In recent years, "Zake"—as she asked members of the Barnard community to call her—was an active and vital member of the Barnard community. Her campus visits were transformative for the entire community, particularly for Barnard students who understood that she was as visionary as she was inspirational.

Shange’s collection of works, housed in the Barnard Library Archives and Special Collections, is a rich tribute and sample of her craft and art. Shange chose Barnard to acquire her collection because, she said, the College is the site of her formative artistic, political, and intellectual experiences.

 

I came of age as a feminist at Barnard.... And I just wanted to leave something here so the girls would be able to look at what life at Barnard, as a Black girl, can become for you, and what you can do with what you get from Barnard."

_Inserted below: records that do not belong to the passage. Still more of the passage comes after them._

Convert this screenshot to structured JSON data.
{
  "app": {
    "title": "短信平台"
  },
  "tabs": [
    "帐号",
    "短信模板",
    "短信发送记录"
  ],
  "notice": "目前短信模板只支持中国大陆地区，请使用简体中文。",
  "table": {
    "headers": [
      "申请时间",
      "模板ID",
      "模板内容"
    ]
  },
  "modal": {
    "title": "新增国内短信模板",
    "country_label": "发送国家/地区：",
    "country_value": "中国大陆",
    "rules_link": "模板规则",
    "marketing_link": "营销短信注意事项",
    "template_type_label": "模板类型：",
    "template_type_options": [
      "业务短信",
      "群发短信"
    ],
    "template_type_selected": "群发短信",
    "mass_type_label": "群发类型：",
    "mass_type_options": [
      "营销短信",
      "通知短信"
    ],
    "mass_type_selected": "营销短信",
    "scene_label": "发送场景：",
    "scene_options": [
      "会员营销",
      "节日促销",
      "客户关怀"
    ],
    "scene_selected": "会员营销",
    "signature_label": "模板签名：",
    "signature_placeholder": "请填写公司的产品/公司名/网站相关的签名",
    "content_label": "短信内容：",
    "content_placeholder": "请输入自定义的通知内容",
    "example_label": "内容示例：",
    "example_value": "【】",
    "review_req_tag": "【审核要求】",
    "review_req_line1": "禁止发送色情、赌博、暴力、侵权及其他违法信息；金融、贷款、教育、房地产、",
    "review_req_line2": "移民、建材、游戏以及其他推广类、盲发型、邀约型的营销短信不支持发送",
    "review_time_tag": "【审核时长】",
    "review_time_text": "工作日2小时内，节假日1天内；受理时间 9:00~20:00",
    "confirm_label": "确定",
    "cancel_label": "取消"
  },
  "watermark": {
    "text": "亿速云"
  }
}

Ntozake Shange

 

In 2013, the Africana Studies Program, the Consortium for Critical Interdisciplinary Studies, and the Barnard Center for Research on Women held a conference devoted to the life, works, and legacy of Shange, “Worlds of Shange,” which brought together scholars and artists who are shaping conversations about African-American arts and letters as well as gender in the African diaspora.

Shange in conversation about her work

 

Student performances interpreting Shange's work

 

The series culminated in devoting the entire Summer/Fall 2014 issue of Scholar & Feminist Online to the examination of Shange works. In the video below, scholars, writers, and artists explore her genre-defying achievements and ongoing influences.

 

Prof. Kim Hall's Digital Shange project

Shange with her dog
On her poetry collection "Wild Beauty"

 


Shange was on campus most recently in September to inaugurate the Lewis-Ezekoye Distinguished Lecture in Africana Studies.

Shange’s works will continue to breathe life into the study of the African diaspora, feminism, and performing arts.

Africana Studies and the Barnard College Archives invited Shange's admirers on Tuesday, October 30, to experience the collection, read her poetry, and rejoice in her legacy. The College is planning a formal tribute in 2019.